Many legal translators simply choose not to translate Latin expressions into English or Spanish, leaving them as they appear in the original text. And, indeed, there are certainly dozens of latinismos used “as is” in both legal Spanish and legal English. Nevertheless, many of them do have accepted renderings in the other language that should probably be used instead of the Latin in translated texts. And when the Latin phrase in question is not in general use in the other language, a definitional translation may be warranted. In blog entries under Latinismos I will highlight some of the Latin expressions that I have encountered most often in my work.
A few Latin expressions used in common law courts

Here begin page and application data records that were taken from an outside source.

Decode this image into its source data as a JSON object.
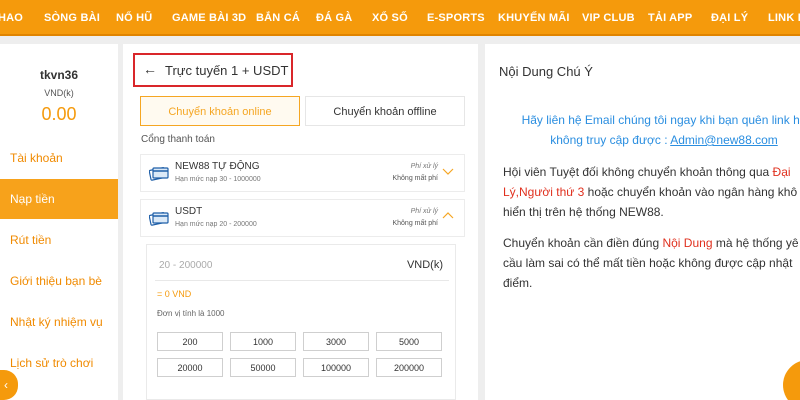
{
  "nav": {
    "items": [
      "HAO",
      "SÒNG BÀI",
      "NỔ HŨ",
      "GAME BÀI 3D",
      "BẮN CÁ",
      "ĐÁ GÀ",
      "XỔ SỐ",
      "E-SPORTS",
      "KHUYẾN MÃI",
      "VIP CLUB",
      "TẢI APP",
      "ĐẠI LÝ",
      "LINK DỰ"
    ]
  },
  "account": {
    "username": "tkvn36",
    "currency": "VND(k)",
    "balance": "0.00"
  },
  "sidebar": {
    "items": [
      {
        "label": "Tài khoản"
      },
      {
        "label": "Nạp tiền"
      },
      {
        "label": "Rút tiền"
      },
      {
        "label": "Giới thiệu bạn bè"
      },
      {
        "label": "Nhật ký nhiệm vụ"
      },
      {
        "label": "Lịch sử trò chơi"
      }
    ],
    "arrow": "‹"
  },
  "deposit": {
    "back": "←",
    "title": "Trực tuyến 1 + USDT",
    "tabs": [
      "Chuyển khoản online",
      "Chuyển khoản offline"
    ],
    "section_label": "Cổng thanh toán",
    "methods": [
      {
        "name": "NEW88 TỰ ĐỘNG",
        "limit": "Hạn mức nạp 30 - 1000000",
        "fee_label": "Phí xử lý",
        "fee_value": "Không mất phí"
      },
      {
        "name": "USDT",
        "limit": "Hạn mức nạp 20 - 200000",
        "fee_label": "Phí xử lý",
        "fee_value": "Không mất phí"
      }
    ],
    "amount": {
      "placeholder": "20 - 200000",
      "currency": "VND(k)",
      "equals": "= 0 VND",
      "unit_note": "Đơn vị tính là 1000",
      "chips": [
        "200",
        "1000",
        "3000",
        "5000",
        "20000",
        "50000",
        "100000",
        "200000"
      ]
    }
  },
  "notice": {
    "title": "Nội Dung Chú Ý",
    "blue_line1": "Hãy liên hệ Email chúng tôi ngay khi bạn quên link ho",
    "blue_line2_prefix": "không truy cập được : ",
    "email": "Admin@new88.com",
    "p1_line1_a": "Hội viên Tuyệt đối không chuyển khoản thông qua ",
    "p1_line1_red": "Đại",
    "p1_line2_red": "Lý,Người thứ 3",
    "p1_line2_b": " hoặc chuyển khoản vào ngân hàng khô",
    "p1_line3": "hiển thị trên hệ thống NEW88.",
    "p2_line1_a": "Chuyển khoản cần điền đúng ",
    "p2_line1_red": "Nội Dung",
    "p2_line1_b": " mà hệ thống yê",
    "p2_line2": "cầu làm sai có thể mất tiền hoặc không được cập nhật",
    "p2_line3": "điểm."
  },
  "colors": {
    "brand_orange": "#f59a0c",
    "alert_red": "#d9262a",
    "link_blue": "#2a8ee0"
  }
}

When a party files a “motion to proceed in forma pauperis,” he is asking for legal aid and to be allowed to litigate without costs. In Spanish this is often rendered as solicitud de asistencia jurídica gratuita or, formerly, solicitud del beneficio de pobreza. A party who decides to defend himself at trial is said to “proceed pro se (or) pro per” (litigar sin abogado or ejercer el derecho de la autodefensa) and is known as a “pro se (or) pro per litigant”. In order to bring an action or appear in court a party must have standing (legitimación procesal), often rendered in Latin as locus standi, especially in British usage. One of the parties at trial will bear the burden of proof (carga de la prueba), called onus probandi, or simply onus, also most often used in Latin in British usage. And a lawyer who renders free legal services is said to work pro bono or pro bono publico (“for the public good”), a Latin expression also used among Spanish lawyers who provide trabajo pro bono.